He noted that the ban reflects a pivitol moment in U.S. policy — one in which the nation's values and ideals will be tested.
“Beyond the (Executive Order’s) effect on the Berkeley community, there is a far larger story at play: our country itself is at an historic crossroads, in debate not simply over a particular immigration policy, but over the very ideals that define our nation,” Dirks wrote.
Trump’s order, issued Friday, indefinitely suspends Syrian refugees’ entry to the U.S., while also barring entry of individuals from Iraq, Iran, Libya, Somalia, Sudan and Yemen for 90 days.
The order’s impact was immediate. Many affected travelers were mid-air when it came down, leading to chaos and a slew of protests at airport terminals across the country. In the Bay Area, thousands flocked to San Francisco International Airport to demand the release of detainees.

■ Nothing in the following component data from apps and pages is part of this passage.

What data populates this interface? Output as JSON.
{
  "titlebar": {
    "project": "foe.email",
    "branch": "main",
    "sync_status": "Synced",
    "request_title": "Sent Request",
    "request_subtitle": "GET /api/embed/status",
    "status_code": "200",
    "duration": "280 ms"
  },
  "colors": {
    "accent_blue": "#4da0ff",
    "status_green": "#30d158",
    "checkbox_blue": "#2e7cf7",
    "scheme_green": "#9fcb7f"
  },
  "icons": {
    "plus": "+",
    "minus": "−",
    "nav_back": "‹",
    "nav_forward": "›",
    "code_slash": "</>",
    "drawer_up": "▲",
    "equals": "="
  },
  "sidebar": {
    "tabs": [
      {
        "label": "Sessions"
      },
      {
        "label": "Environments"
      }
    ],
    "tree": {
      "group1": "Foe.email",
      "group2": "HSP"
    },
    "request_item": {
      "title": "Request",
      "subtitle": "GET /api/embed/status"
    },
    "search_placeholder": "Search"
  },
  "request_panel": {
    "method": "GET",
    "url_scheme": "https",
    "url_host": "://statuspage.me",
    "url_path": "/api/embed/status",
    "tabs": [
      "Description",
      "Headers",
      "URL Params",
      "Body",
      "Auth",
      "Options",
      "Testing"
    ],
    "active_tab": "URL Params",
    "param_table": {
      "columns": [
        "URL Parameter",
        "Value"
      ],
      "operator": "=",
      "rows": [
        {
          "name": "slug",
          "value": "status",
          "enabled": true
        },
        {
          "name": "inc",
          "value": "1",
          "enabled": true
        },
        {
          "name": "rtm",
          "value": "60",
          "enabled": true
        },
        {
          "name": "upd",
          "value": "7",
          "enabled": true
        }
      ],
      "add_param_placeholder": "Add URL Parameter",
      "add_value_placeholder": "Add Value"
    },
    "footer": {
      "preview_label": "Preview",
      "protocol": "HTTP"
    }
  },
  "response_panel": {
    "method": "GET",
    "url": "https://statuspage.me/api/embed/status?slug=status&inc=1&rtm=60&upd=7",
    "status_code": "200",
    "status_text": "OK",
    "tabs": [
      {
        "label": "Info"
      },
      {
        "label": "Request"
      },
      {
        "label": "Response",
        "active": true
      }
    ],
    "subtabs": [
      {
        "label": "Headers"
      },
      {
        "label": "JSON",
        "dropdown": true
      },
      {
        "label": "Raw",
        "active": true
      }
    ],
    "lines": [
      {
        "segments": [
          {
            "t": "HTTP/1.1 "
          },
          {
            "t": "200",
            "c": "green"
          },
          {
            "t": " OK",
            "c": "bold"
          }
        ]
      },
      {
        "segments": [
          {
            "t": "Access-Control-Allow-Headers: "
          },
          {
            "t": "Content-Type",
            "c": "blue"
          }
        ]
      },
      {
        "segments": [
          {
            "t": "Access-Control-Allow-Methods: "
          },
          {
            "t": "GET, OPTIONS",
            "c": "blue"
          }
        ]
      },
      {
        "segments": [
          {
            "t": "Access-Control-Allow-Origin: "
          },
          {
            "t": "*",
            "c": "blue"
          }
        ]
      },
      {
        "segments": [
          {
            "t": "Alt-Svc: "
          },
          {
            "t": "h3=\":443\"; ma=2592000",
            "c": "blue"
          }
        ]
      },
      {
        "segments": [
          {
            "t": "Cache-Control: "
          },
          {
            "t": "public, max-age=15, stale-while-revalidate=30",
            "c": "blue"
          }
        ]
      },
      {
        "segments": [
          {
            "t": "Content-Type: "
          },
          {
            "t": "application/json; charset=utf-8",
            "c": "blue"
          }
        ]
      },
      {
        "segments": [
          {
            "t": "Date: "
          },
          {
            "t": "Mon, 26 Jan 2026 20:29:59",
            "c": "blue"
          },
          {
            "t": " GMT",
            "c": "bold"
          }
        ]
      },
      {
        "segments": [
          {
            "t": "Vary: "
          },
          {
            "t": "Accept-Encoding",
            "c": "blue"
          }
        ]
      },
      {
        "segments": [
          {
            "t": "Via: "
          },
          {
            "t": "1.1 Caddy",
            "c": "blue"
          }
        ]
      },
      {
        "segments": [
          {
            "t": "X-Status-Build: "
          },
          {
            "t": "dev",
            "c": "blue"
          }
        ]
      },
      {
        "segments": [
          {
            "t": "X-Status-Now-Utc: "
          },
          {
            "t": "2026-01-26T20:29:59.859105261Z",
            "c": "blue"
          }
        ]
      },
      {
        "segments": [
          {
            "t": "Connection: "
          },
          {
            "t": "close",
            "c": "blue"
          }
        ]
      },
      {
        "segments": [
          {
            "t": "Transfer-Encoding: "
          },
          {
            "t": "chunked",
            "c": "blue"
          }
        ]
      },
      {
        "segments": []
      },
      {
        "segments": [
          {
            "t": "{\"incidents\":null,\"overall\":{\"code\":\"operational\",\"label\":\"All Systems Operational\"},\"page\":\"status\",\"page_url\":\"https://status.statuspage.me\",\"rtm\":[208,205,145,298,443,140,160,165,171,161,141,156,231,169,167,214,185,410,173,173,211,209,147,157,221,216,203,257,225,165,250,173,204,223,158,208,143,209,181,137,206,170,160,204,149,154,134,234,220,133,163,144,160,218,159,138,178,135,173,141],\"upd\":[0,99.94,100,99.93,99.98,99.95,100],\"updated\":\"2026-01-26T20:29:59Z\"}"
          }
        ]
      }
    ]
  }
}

University of California President Janet Napolitano also advised some students and faculty not to leave the United States — even if they hold visas or are lawful permanent residents.
Individuals originally from the banned countries with immigrant and nonimmigrant visas, as well as those with green cards, have been denied entry into the United States. At least 375 travelers have been impacted by the ban, according to the Department of Homeland Security.
It’s unclear if any Berkeley students were detained at airports over the weekend, but other schools, including Stanford, reported that students coming back from research trips were handcuffed upon trying to enter the country.
"I felt humiliated and scared," Nisrin Elamin, a PhD student at Stanford, told NBC Bay Area. "At that point, I thought I was probably going to either get deported or detained in some place. Why else would they put handcuffs on me? And I started crying."
Dirks directed worried community members to take advantage of the campus’ mental health resources and to brief themselves on information provided by the Berkeley International Office.
“Right now, it is paramount that the students, staff and faculty affected by this EO find the support they need,” Dirks wrote.
A statement from the president of the American Association of Universities urged the Trump administration to immediately lift the ban and to protect students like Elamin.
“The order is stranding students who have been approved to study here and are trying to get back to campus, and threatens to disrupt the education and research of many others,” President Mary Sue Cleman wrote.